Leave out the pictures and retype all the entries below exactly.

**INFORMATION SHOWN**
———
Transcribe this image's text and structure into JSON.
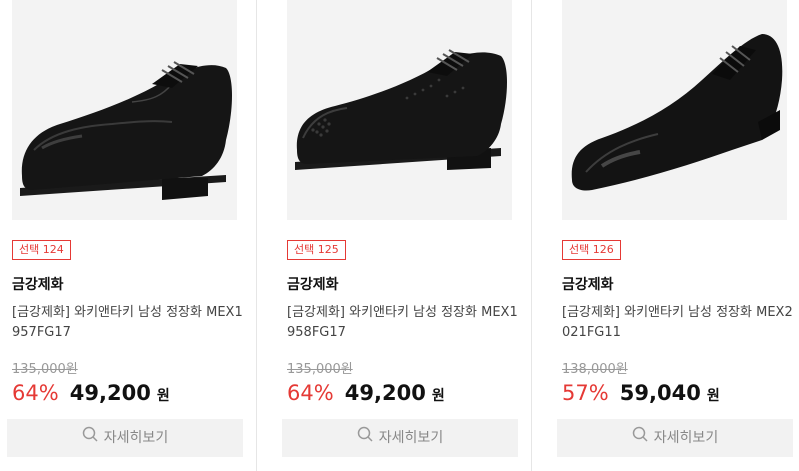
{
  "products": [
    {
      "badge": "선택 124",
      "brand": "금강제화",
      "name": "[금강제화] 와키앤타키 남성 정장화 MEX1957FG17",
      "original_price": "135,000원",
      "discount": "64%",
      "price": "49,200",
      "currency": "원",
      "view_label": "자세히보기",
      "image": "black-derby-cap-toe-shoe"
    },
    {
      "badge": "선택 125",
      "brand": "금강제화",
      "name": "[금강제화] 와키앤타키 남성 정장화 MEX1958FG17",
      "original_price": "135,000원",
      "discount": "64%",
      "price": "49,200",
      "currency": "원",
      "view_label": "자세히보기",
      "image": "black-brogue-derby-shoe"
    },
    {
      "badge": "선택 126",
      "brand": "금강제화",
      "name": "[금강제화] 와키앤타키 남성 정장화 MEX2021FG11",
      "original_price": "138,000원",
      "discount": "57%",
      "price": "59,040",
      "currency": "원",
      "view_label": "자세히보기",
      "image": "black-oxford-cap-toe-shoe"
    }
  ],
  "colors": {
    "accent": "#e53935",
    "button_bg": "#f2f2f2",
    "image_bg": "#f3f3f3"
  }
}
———
**SOLUTION BELOW**
Transcribe this image's text and structure into JSON.
{
  "products": [
    {
      "badge": "선택 124",
      "brand": "금강제화",
      "name": "[금강제화] 와키앤타키 남성 정장화 MEX1957FG17",
      "original_price": "135,000원",
      "discount": "64%",
      "price": "49,200",
      "currency": "원",
      "view_label": "자세히보기",
      "image": "black-derby-cap-toe-shoe"
    },
    {
      "badge": "선택 125",
      "brand": "금강제화",
      "name": "[금강제화] 와키앤타키 남성 정장화 MEX1958FG17",
      "original_price": "135,000원",
      "discount": "64%",
      "price": "49,200",
      "currency": "원",
      "view_label": "자세히보기",
      "image": "black-brogue-derby-shoe"
    },
    {
      "badge": "선택 126",
      "brand": "금강제화",
      "name": "[금강제화] 와키앤타키 남성 정장화 MEX2021FG11",
      "original_price": "138,000원",
      "discount": "57%",
      "price": "59,040",
      "currency": "원",
      "view_label": "자세히보기",
      "image": "black-oxford-cap-toe-shoe"
    }
  ],
  "colors": {
    "accent": "#e53935",
    "button_bg": "#f2f2f2",
    "image_bg": "#f3f3f3"
  }
}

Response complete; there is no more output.